- Listing in supermarkets
- Use of sales representatives
- Telephone acquisition (internally or via a call center)
It is much easier and cheaper to retain a customer than to acquire a new one. Therefore, customer retention measures also belong to the marketing and sales area of your business model.
9. Revenue model: How do you make money?
Record the key revenue items and provide details of your revenue model. Do you have e.g. a subscription model or sell products directly to the customer or earn a commission on the sale of certain products such as bspw. in the insurance sector? Conceivably, z.B. also that you have a freemium model, where you earn money only later as part of the use of your offer.
Then make initial forecasts for sales development. Key figures that you need to determine in this context and depending on the specific revenue model are u.a. average sales per customer or shopping cart, the frequency of purchases and the duration of the customer relationship. The revenues in your business model are followed by the expenses.
10. Record the main expenses
First, calculate the start-up costs and investments involved in implementing your business model. With the start of the company, operating costs are added. What are the main cost items arising from the current business. These include direct costs, which can be allocated to their revenue drivers and include marketing expenses in particular, as well as traditional cost items such as rent, insurance, wages and salaries.
By comparing revenues and expenses, you can now make statements about the margin and profitability of the business. Determine the expected break-even and capital requirements necessary to successfully place your offer on the market.

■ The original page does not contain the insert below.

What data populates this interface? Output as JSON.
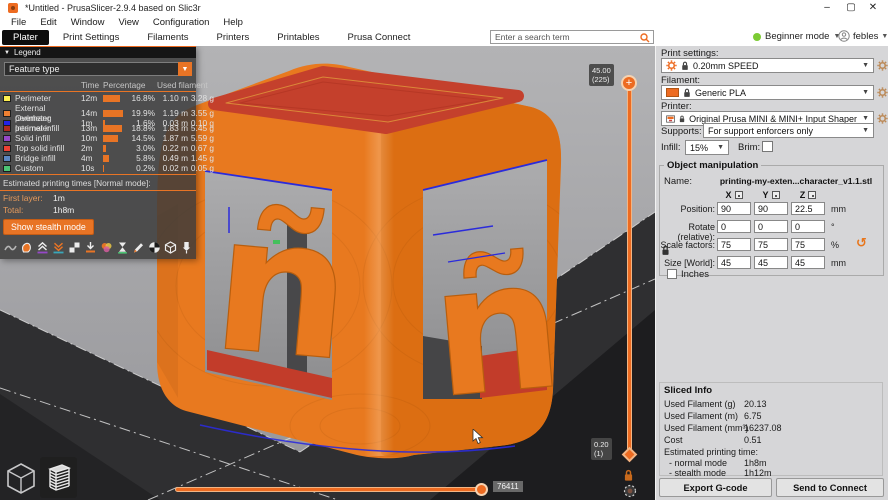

11. What resources are needed?
After all these considerations, the final step is to show which essential resources are necessary to implement your business model. These include for example. Capital, employees, the equipment for your store, the first warehouse, the online presence or pending technological developments.
However, the decisive resources for a business model often also include important partnerships that determine success or failure. This includes u.a. Suppliers, sales partners or development partners, if you cannot map important elements for this in the company.
What is the next step after the business model?
In your business plan, you can take many elements from your developed business model, but present them in much more detail. A business plan software helps.
The financial plan presents your business development in figures and tells you whether your business idea can be profitable. Use a tool to save yourself unnecessary work.
If you are looking for investors, you can already use the developed business model to create a pitch deck to present your idea appropriately.
Conclusion on business model development: stay tuned
The idea alone is not enough to build a successful business. You should therefore outline the key factors of your company in 11 steps as part of a business model development and show why, with what and how the company will make money. In addition to the vision, this also includes the founder or. The founding team, the target group, the idea as well as the market and competition and the validation of the market. As part of a business model development, also examine strategy and positioning, market and sales, as well as finances and resources.
Even if you are already past the idea and planning stage, business model development is relevant. Because markets are changing at an unprecedented rate these days. New competitors enter the market, new marketing channels emerge, and emerging trends change purchasing decisions, sometimes radically.
Therefore, your business model is not set in stone. Existing companies should consistently continue to work on their business model and always question it. Of course, you should not constantly change your strategy or other elements completely. But there will always be improvements, adaptations or even complete innovations (in start-up lingo, this is also called disruption). So stay tuned – this is the only way to ensure that your successful business model will still be successful in the future.
By the way, the Leica company we mentioned at the beginning of the article managed to avert bankruptcy and become successful again by adapting its business model.